This year? Well, this year, who knows? It's a strange season in that a number of people have missed a number of movies. So something like "Django Unchained" misses here. Then again, "The Hobbit: An Unexpected Journey" did find a place. The two perceived frontrunners in the category, "Les Misérables" and "Skyfall," are there, but missing are summer blockbusters like "The Avengers" (which seemed all systems go for Oscar), "The Dark Knight Rises" (no surprise given the criticisms) and "Prometheus" (which boasts a heck of a track).
Also: The Globes get a theme song, and why there's still hope for 'Les Mis' fans
In these final heated days before the Oscar nominations, even the most minor kerfuffle can become a story, and so it's been with the Academy's supposedearly announcement a few days ago of one nominee: "Django Unchained" costume designer Sharen Davis. A test page announcing Davis's third nomination was accidentally published on the Academy's official site a few days ago. Scott Feinberg was among those pointing out that the "leak" can't have been legit, given that votes were still being counted, and was indeed nothing more than a randomly chosen example to test the format, but that hasn't stopped the story from spreading. In any case, Davis's nod for "Django"'s dynamic duds already looked a pretty sure thing, with or without the Academy's "confirmation." [Vanity Fair]
'Skyfall,' Quvenzhané Wallis, 'The Intouchables,' Maggie Smith and more

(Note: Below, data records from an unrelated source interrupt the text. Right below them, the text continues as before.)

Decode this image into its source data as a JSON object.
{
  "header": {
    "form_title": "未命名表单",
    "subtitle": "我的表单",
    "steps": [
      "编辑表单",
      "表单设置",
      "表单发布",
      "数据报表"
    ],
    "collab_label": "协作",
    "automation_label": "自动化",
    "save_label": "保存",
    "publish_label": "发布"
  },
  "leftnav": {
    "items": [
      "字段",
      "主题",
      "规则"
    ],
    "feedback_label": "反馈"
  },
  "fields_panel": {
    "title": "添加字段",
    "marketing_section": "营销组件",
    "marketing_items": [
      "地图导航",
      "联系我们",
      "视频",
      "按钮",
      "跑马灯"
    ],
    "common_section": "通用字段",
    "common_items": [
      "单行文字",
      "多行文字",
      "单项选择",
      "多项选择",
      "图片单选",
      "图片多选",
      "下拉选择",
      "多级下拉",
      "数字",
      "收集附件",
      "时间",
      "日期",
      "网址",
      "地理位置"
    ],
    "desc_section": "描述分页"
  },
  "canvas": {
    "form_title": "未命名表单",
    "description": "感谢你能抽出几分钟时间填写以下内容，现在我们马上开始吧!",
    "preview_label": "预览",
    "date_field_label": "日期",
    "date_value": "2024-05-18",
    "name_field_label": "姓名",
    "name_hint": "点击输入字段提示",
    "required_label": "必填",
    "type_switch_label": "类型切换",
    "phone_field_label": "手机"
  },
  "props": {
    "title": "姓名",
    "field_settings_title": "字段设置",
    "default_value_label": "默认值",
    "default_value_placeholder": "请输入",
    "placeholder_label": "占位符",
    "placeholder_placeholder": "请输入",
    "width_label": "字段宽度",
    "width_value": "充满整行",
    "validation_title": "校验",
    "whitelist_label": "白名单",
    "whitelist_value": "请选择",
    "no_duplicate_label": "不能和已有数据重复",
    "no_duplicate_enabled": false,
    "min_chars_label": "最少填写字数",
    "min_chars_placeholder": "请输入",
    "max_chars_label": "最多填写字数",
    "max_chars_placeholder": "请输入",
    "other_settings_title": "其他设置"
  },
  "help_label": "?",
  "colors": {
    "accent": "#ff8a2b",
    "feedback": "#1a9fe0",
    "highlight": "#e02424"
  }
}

There are only a few days until the nominations are announced for the 85th Academy Awards and you can feel the tension in the air from the 405 to the 101. Potential nominees, Oscar consultants and studio execs all have something on the line whether it's prestige, their reputation or a marketable number of nominations to help a prestige flick get into the black. And for those that care too much this is likely the most nerve wracking week of the entire season. For awards fans? It's close to heaven.